Thursday, December 07, 2006
Stop Government Repression in Oaxaca
Oranize to Help Stop Widespread Government Repression in Oaxaca
In May 2006, Oaxaca’s state-wide teachers’ union initiated a strike and non-violent occupation of the city center, demanding better pay and work conditions, as well as improvements to the state’s educational infrastructure. At dawn on June 14, state governor Ulises Ruiz Ortiz (popularly referred to as URO) sent in state police to violently break up the ongoing, peaceful teachers’ protest. The brutal police action, which included the firing of tear gas from helicopters onto the crowd below, sparked widespread indignation and outrage in many Oaxacans. The repressive tactics backfired resoundingly, and teachers had retaken the city center by nightfall, pushing back the police—mostly through the forces of their numbers and determination.
More importantly, the violent police action sparked a widespread, broad-based, non-violent popular movement. URO has awakened a sleeping giant—thousands of students, housewives, small business owners, workers, professors, professionals, campesinos, intellectuals and artists have come together to demand the governor’s resignation. And they have formed the People’s Popular Assembly of Oaxaca (APPO), made up of at least 350 different civil organizations working in arenas of indigenous issues, sustainable community development, human rights and social justice. They are working to build a transparent, inclusive, participatory political system—true democracy from the grassroots.

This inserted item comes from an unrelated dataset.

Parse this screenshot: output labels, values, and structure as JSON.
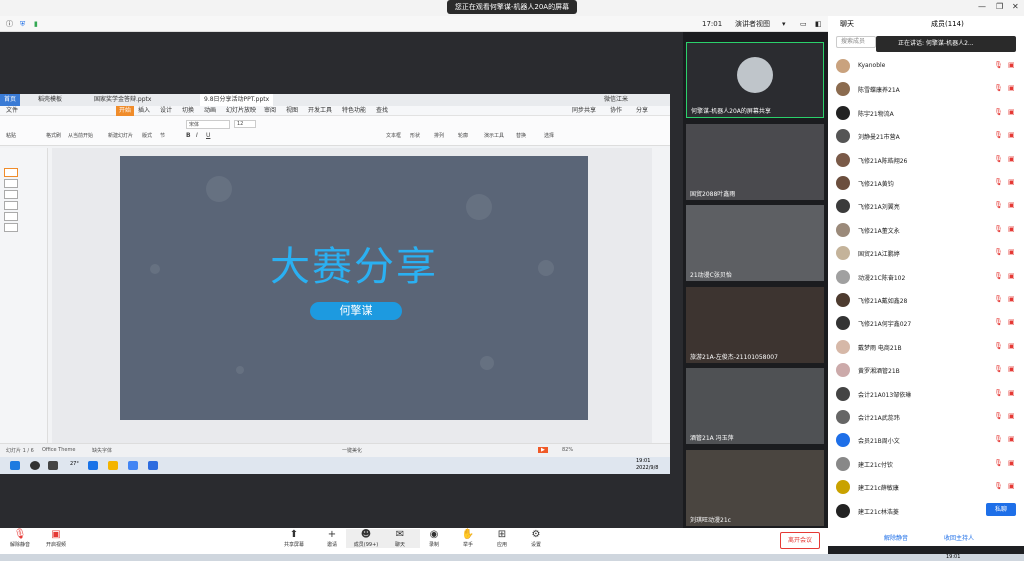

Since the conflict began more than 5 months ago, 17 people have been killed, including U.S. journalist Brad Will, shot in the chest by plain-clothed police while videotaping their attack on a neighborhood barricade defended by people sympathetic to the popular movement. On November 9, leaders of the People’s Popular Assembly of Oaxaca (APPO) publicly asked local leaders of the Catholic Church to provide safe refuge after receiving death threats.
The situation in Oaxaca has become increasingly volatile and violent with hundreds of activists, human rights leaders and community organizers arrested, disappeared and killed. The state sponsored repression as executed by the Federal Police to control a social movement on the rise such as the APPO is a clear example of how the practices taught at the SOA/WHINSEC are put into practice.
We encourage you to take action in your community, find out about local events in solidarity with the people of Oaxaca by checking your local Indymedia, El Enemigo Comun, or the Oaxaca Solidarity Network.
Join the call for solidarity actions on December 22nd, take part in an existing event or organize your community for non-violent protests at your nearest Mexican consulate demanding an end to government sponsored violence and repression in Oaxaca. Published by SOA Watch.